McNubbin is a happy man with all he wants in life. He’s carried the bodies up since he was 14, a worthwhile, respected job. But when he notices broken girl after broken girl, he can’t stay quiet, and speaking up will change his perfect life.


I recently read the dark fiction novella Bitters by Australian horror and dark fiction author Kaaron Warren.

The focus of Bitters is the township that both owe their existence and health to the gold statue of the Man.

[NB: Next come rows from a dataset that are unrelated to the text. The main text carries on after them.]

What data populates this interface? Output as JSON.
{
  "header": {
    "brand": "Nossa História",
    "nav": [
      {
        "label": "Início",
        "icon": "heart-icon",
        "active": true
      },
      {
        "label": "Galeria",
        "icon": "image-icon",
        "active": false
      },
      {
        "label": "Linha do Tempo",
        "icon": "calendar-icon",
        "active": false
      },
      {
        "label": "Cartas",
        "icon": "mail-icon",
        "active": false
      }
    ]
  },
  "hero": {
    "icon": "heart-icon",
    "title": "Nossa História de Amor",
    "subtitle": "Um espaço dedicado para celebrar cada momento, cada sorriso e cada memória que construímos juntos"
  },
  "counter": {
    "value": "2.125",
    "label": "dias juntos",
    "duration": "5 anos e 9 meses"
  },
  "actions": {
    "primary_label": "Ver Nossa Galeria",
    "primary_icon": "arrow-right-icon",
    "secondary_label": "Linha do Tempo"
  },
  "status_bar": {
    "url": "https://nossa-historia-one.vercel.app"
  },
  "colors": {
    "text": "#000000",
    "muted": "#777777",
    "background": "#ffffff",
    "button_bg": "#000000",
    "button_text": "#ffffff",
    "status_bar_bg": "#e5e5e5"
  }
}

After a post-apocalyptic plague hundreds of years before, the dead were thrown into the Man and the putrified liquid called Bitters used as tonic. Over time, scientists removed any sick or drug users from those whose bodies ended up in the Man and the resultant Bitters gave health to the township who benefited from the Man. But a darker secret lurks within the township and the control of those who do a duty in carrying bodies to the top of the statue to deliver them into the Man, those who carry salt and bugs for the quickening the process of decay and those who provide the Bitters into bottles.


Bitters was an expertly crafted dystopian and post-apocalyptic novella that leaves no doubt that Warren is a master storyteller as her tale draws the reader deep into the mindset of the town that hosts the famous strong male statue and to whom they consign the bodies of the dead and reap the benefits of an elixir from the putrefied remains. Despite the darkness and horrifying truth of the Man – Warren focuses on the members of the township who owe their livelihoods and health the grim task they carry out daily. Warren writes without judgement but a sense of compassion for the characters who prosper from the deaths of others. A powerful dystopian novella that haunts you long after the last page has been turned.


A great read for fans of dystopian tales, dark fiction and psychological horror. A highly recommended read!

** This is my personal opinion and does not reflect any judging decisions **